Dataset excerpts
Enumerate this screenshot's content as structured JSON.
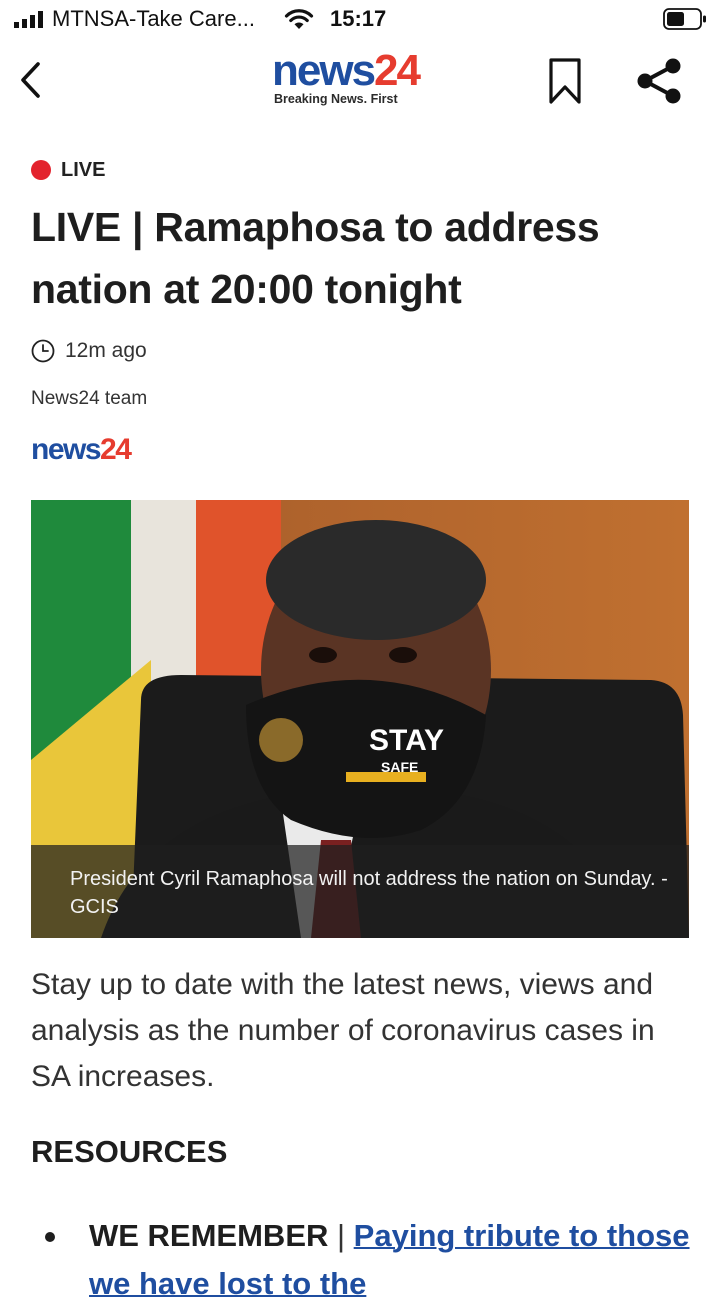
{
  "status_bar": {
    "carrier": "MTNSA-Take Care...",
    "time": "15:17",
    "icons": [
      "signal-icon",
      "wifi-icon",
      "battery-icon"
    ]
  },
  "nav": {
    "back_icon": "chevron-left-icon",
    "logo": {
      "word_part1": "news",
      "word_part2": "24",
      "tagline": "Breaking News. First"
    },
    "bookmark_icon": "bookmark-icon",
    "share_icon": "share-icon"
  },
  "article": {
    "live_label": "LIVE",
    "headline": "LIVE | Ramaphosa to address nation at 20:00 tonight",
    "time_ago": "12m ago",
    "author": "News24 team",
    "source_logo": {
      "part1": "news",
      "part2": "24"
    },
    "image_caption": "President Cyril Ramaphosa will not address the nation on Sunday.  - GCIS",
    "intro": "Stay up to date with the latest news, views and analysis as the number of coronavirus cases in SA increases.",
    "resources_heading": "RESOURCES",
    "resources": [
      {
        "bold": "WE REMEMBER",
        "separator": " | ",
        "link": "Paying tribute to those we have lost to the"
      }
    ]
  },
  "colors": {
    "brand_blue": "#1f4ea0",
    "brand_red": "#e63c2f",
    "live_red": "#e3232d"
  }
}
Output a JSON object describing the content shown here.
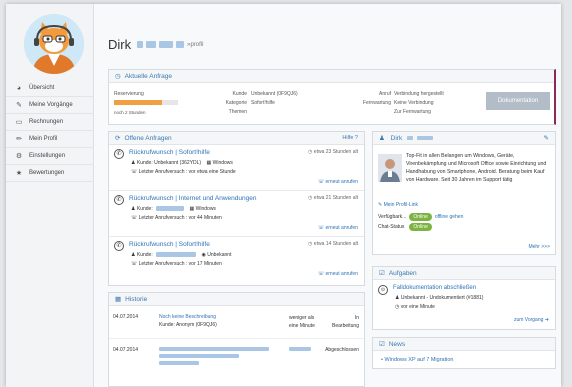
{
  "sidebar": {
    "items": [
      {
        "label": "Übersicht",
        "icon": "dashboard-icon"
      },
      {
        "label": "Meine Vorgänge",
        "icon": "wrench-icon"
      },
      {
        "label": "Rechnungen",
        "icon": "invoice-icon"
      },
      {
        "label": "Mein Profil",
        "icon": "pencil-icon"
      },
      {
        "label": "Einstellungen",
        "icon": "gear-icon"
      },
      {
        "label": "Bewertungen",
        "icon": "star-icon"
      }
    ]
  },
  "header": {
    "name": "Dirk",
    "suffix": "»profil"
  },
  "current": {
    "title": "Aktuelle Anfrage",
    "reservation_label": "Reservierung",
    "reservation_note": "noch 2 Stunden",
    "progress": 0.75,
    "customer_label": "Kunde",
    "customer_value": "Unbekannt (0F9QJ6)",
    "category_label": "Kategorie",
    "category_value": "Sofort!hilfe",
    "topics_label": "Themen",
    "call_label": "Anruf",
    "call_value": "Verbindung hergestellt",
    "remote_label": "Fernwartung",
    "remote_value": "Keine Verbindung",
    "remote_link": "Zur Fernwartung",
    "doc_button": "Dokumentation"
  },
  "open": {
    "title": "Offene Anfragen",
    "help": "Hilfe ?",
    "items": [
      {
        "title": "Rückrufwunsch | Sofort!hilfe",
        "time": "etwa 23 Stunden alt",
        "customer": "Kunde: Unbekannt (362YDL)",
        "os": "Windows",
        "last": "Letzter Anrufversuch : vor etwa eine Stunde",
        "action": "erneut anrufen"
      },
      {
        "title": "Rückrufwunsch | Internet und Anwendungen",
        "time": "etwa 21 Stunden alt",
        "customer": "Kunde:",
        "os": "Windows",
        "last": "Letzter Anrufversuch : vor 44 Minuten",
        "action": "erneut anrufen"
      },
      {
        "title": "Rückrufwunsch | Sofort!hilfe",
        "time": "etwa 14 Stunden alt",
        "customer": "Kunde:",
        "os": "Unbekannt",
        "last": "Letzter Anrufversuch : vor 17 Minuten",
        "action": "erneut anrufen"
      }
    ]
  },
  "history": {
    "title": "Historie",
    "rows": [
      {
        "date": "04.07.2014",
        "desc": "Noch keine Beschreibung",
        "customer": "Kunde: Anonym (0F9QJ6)",
        "duration": "weniger als eine Minute",
        "status": "In Bearbeitung"
      },
      {
        "date": "04.07.2014",
        "status": "Abgeschlossen"
      }
    ]
  },
  "profile": {
    "title": "Dirk",
    "text": "Top-Fit in allen Belangen um Windows, Geräte, Virenbekämpfung und Microsoft Office sowie Einrichtung und Handhabung von Smartphone, Android. Beratung beim Kauf von Hardware. Seit 30 Jahren im Support tätig",
    "profile_link": "Mein Profil-Link",
    "availability_label": "Verfügbark...",
    "availability_badge": "Online",
    "availability_link": "offline gehen",
    "chat_label": "Chat-Status",
    "chat_badge": "Online",
    "more": "Mehr >>>"
  },
  "tasks": {
    "title": "Aufgaben",
    "item_title": "Falldokumentation abschließen",
    "item_customer": "Unbekannt - Undokumentiert (#1881)",
    "item_time": "vor eine Minute",
    "action": "zum Vorgang"
  },
  "news": {
    "title": "News",
    "item": "Windows XP auf 7 Migration"
  },
  "colors": {
    "accent": "#2f73b5",
    "online": "#7cb342",
    "progress": "#f0a040"
  }
}
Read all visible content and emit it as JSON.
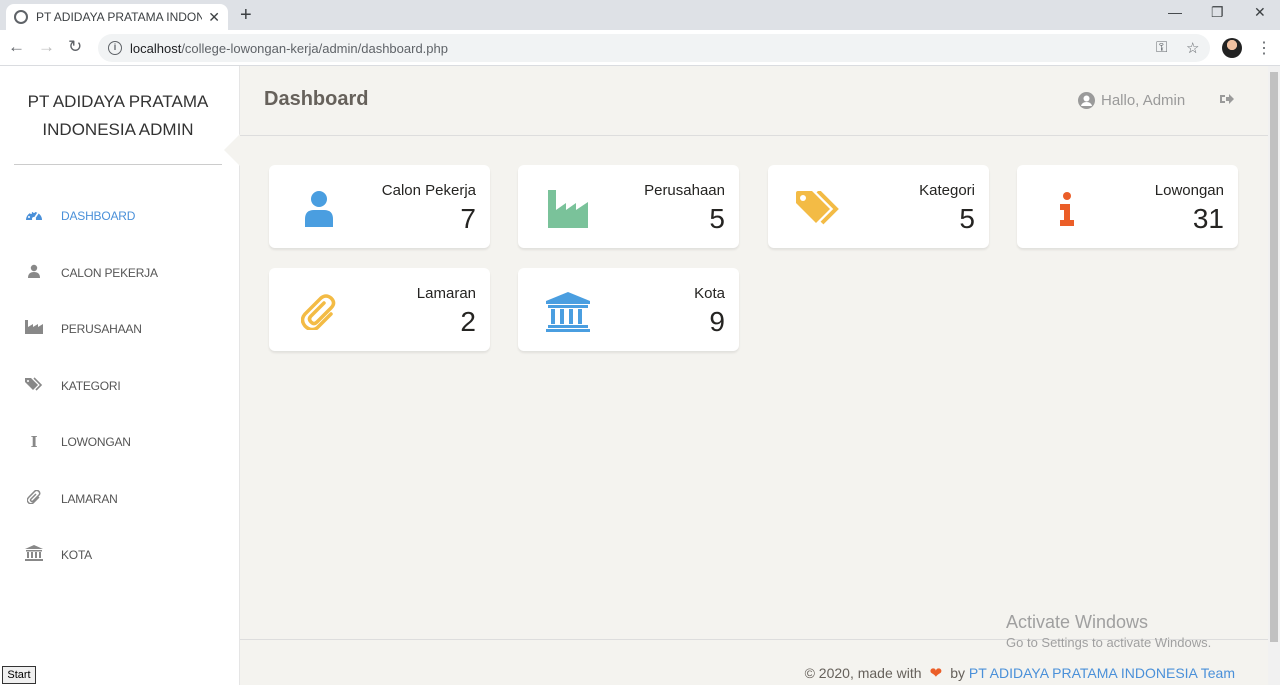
{
  "browser": {
    "tab_title": "PT ADIDAYA PRATAMA INDONESIA ADMIN",
    "url_host": "localhost",
    "url_path": "/college-lowongan-kerja/admin/dashboard.php"
  },
  "sidebar": {
    "brand": "PT ADIDAYA PRATAMA INDONESIA ADMIN",
    "items": [
      {
        "label": "DASHBOARD",
        "icon": "dashboard-icon",
        "active": true
      },
      {
        "label": "CALON PEKERJA",
        "icon": "user-icon",
        "active": false
      },
      {
        "label": "PERUSAHAAN",
        "icon": "industry-icon",
        "active": false
      },
      {
        "label": "KATEGORI",
        "icon": "tags-icon",
        "active": false
      },
      {
        "label": "LOWONGAN",
        "icon": "info-icon",
        "active": false
      },
      {
        "label": "LAMARAN",
        "icon": "paperclip-icon",
        "active": false
      },
      {
        "label": "KOTA",
        "icon": "bank-icon",
        "active": false
      }
    ]
  },
  "header": {
    "title": "Dashboard",
    "greeting": "Hallo, Admin"
  },
  "cards": [
    {
      "label": "Calon Pekerja",
      "value": "7",
      "icon": "user-icon",
      "color": "#4a9ee0"
    },
    {
      "label": "Perusahaan",
      "value": "5",
      "icon": "industry-icon",
      "color": "#7ac29a"
    },
    {
      "label": "Kategori",
      "value": "5",
      "icon": "tags-icon",
      "color": "#f3bb45"
    },
    {
      "label": "Lowongan",
      "value": "31",
      "icon": "info-icon",
      "color": "#eb5e28"
    },
    {
      "label": "Lamaran",
      "value": "2",
      "icon": "paperclip-icon",
      "color": "#f3bb45"
    },
    {
      "label": "Kota",
      "value": "9",
      "icon": "bank-icon",
      "color": "#4a9ee0"
    }
  ],
  "footer": {
    "prefix": "© 2020, made with",
    "by": "by",
    "team": "PT ADIDAYA PRATAMA INDONESIA Team"
  },
  "watermark": {
    "line1": "Activate Windows",
    "line2": "Go to Settings to activate Windows."
  },
  "taskbar": {
    "start": "Start"
  }
}
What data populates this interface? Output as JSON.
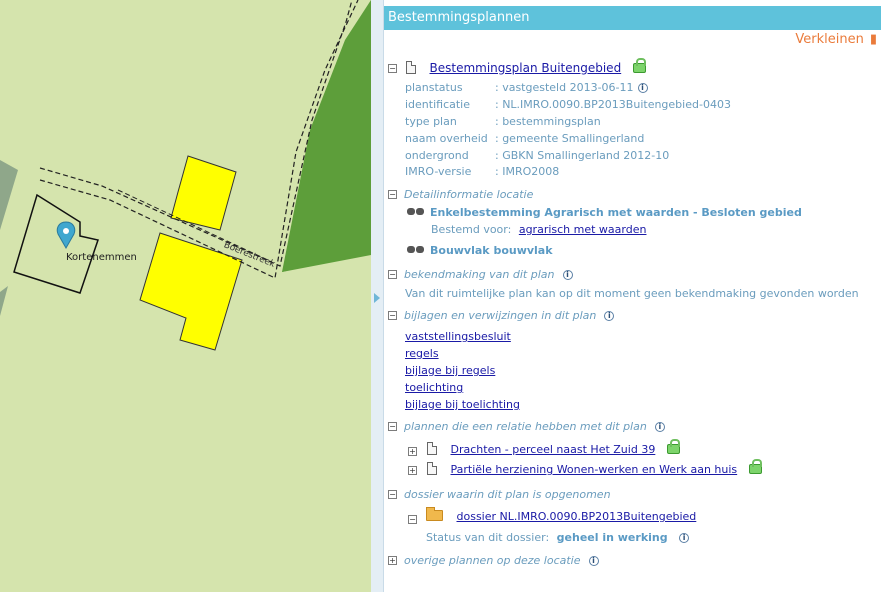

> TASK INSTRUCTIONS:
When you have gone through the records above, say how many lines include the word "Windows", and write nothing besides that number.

> EXERCISE SOLUTION:
6